### Work request
Exactly as shown below, retype every line of the data.

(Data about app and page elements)
####
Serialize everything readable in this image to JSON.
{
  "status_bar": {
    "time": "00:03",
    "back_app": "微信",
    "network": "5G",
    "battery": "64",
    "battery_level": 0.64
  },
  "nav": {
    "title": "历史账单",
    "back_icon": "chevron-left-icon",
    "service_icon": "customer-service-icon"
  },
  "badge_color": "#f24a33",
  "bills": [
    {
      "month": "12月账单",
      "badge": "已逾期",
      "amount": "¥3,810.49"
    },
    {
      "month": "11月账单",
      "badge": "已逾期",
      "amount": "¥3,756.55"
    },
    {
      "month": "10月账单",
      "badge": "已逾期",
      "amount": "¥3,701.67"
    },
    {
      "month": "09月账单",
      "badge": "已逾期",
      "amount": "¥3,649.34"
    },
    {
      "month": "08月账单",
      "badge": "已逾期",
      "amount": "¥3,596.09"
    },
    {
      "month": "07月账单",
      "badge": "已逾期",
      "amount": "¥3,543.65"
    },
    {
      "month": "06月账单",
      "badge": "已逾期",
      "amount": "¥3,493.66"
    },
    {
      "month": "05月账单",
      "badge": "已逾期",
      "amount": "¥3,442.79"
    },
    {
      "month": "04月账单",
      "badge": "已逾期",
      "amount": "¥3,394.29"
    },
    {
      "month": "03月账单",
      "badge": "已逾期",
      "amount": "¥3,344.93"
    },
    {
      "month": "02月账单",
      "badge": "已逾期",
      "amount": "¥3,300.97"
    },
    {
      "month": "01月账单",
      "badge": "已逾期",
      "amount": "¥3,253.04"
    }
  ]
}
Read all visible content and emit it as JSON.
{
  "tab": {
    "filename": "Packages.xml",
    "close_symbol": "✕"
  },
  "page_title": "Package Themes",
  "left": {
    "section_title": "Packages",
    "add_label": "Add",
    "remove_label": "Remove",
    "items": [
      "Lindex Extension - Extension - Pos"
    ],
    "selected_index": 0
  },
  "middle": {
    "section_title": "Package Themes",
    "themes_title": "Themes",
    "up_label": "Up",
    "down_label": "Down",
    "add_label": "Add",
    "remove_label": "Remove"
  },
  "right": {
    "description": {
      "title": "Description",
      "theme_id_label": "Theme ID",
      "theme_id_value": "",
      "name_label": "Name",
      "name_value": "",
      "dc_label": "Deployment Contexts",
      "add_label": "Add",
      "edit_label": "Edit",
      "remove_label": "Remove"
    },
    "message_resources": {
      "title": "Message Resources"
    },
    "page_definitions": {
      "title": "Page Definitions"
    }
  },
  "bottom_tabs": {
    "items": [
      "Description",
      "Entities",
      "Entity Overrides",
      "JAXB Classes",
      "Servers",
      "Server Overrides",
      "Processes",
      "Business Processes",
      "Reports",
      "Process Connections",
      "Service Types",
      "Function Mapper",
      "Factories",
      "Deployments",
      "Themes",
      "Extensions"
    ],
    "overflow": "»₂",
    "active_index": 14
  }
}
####
### Written response
Serialize everything readable in this image to JSON.
{
  "status_bar": {
    "time": "00:03",
    "back_app": "微信",
    "network": "5G",
    "battery": "64",
    "battery_level": 0.64
  },
  "nav": {
    "title": "历史账单",
    "back_icon": "chevron-left-icon",
    "service_icon": "customer-service-icon"
  },
  "badge_color": "#f24a33",
  "bills": [
    {
      "month": "12月账单",
      "badge": "已逾期",
      "amount": "¥3,810.49"
    },
    {
      "month": "11月账单",
      "badge": "已逾期",
      "amount": "¥3,756.55"
    },
    {
      "month": "10月账单",
      "badge": "已逾期",
      "amount": "¥3,701.67"
    },
    {
      "month": "09月账单",
      "badge": "已逾期",
      "amount": "¥3,649.34"
    },
    {
      "month": "08月账单",
      "badge": "已逾期",
      "amount": "¥3,596.09"
    },
    {
      "month": "07月账单",
      "badge": "已逾期",
      "amount": "¥3,543.65"
    },
    {
      "month": "06月账单",
      "badge": "已逾期",
      "amount": "¥3,493.66"
    },
    {
      "month": "05月账单",
      "badge": "已逾期",
      "amount": "¥3,442.79"
    },
    {
      "month": "04月账单",
      "badge": "已逾期",
      "amount": "¥3,394.29"
    },
    {
      "month": "03月账单",
      "badge": "已逾期",
      "amount": "¥3,344.93"
    },
    {
      "month": "02月账单",
      "badge": "已逾期",
      "amount": "¥3,300.97"
    },
    {
      "month": "01月账单",
      "badge": "已逾期",
      "amount": "¥3,253.04"
    }
  ]
}
Read all visible content and emit it as JSON.
{
  "tab": {
    "filename": "Packages.xml",
    "close_symbol": "✕"
  },
  "page_title": "Package Themes",
  "left": {
    "section_title": "Packages",
    "add_label": "Add",
    "remove_label": "Remove",
    "items": [
      "Lindex Extension - Extension - Pos"
    ],
    "selected_index": 0
  },
  "middle": {
    "section_title": "Package Themes",
    "themes_title": "Themes",
    "up_label": "Up",
    "down_label": "Down",
    "add_label": "Add",
    "remove_label": "Remove"
  },
  "right": {
    "description": {
      "title": "Description",
      "theme_id_label": "Theme ID",
      "theme_id_value": "",
      "name_label": "Name",
      "name_value": "",
      "dc_label": "Deployment Contexts",
      "add_label": "Add",
      "edit_label": "Edit",
      "remove_label": "Remove"
    },
    "message_resources": {
      "title": "Message Resources"
    },
    "page_definitions": {
      "title": "Page Definitions"
    }
  },
  "bottom_tabs": {
    "items": [
      "Description",
      "Entities",
      "Entity Overrides",
      "JAXB Classes",
      "Servers",
      "Server Overrides",
      "Processes",
      "Business Processes",
      "Reports",
      "Process Connections",
      "Service Types",
      "Function Mapper",
      "Factories",
      "Deployments",
      "Themes",
      "Extensions"
    ],
    "overflow": "»₂",
    "active_index": 14
  }
}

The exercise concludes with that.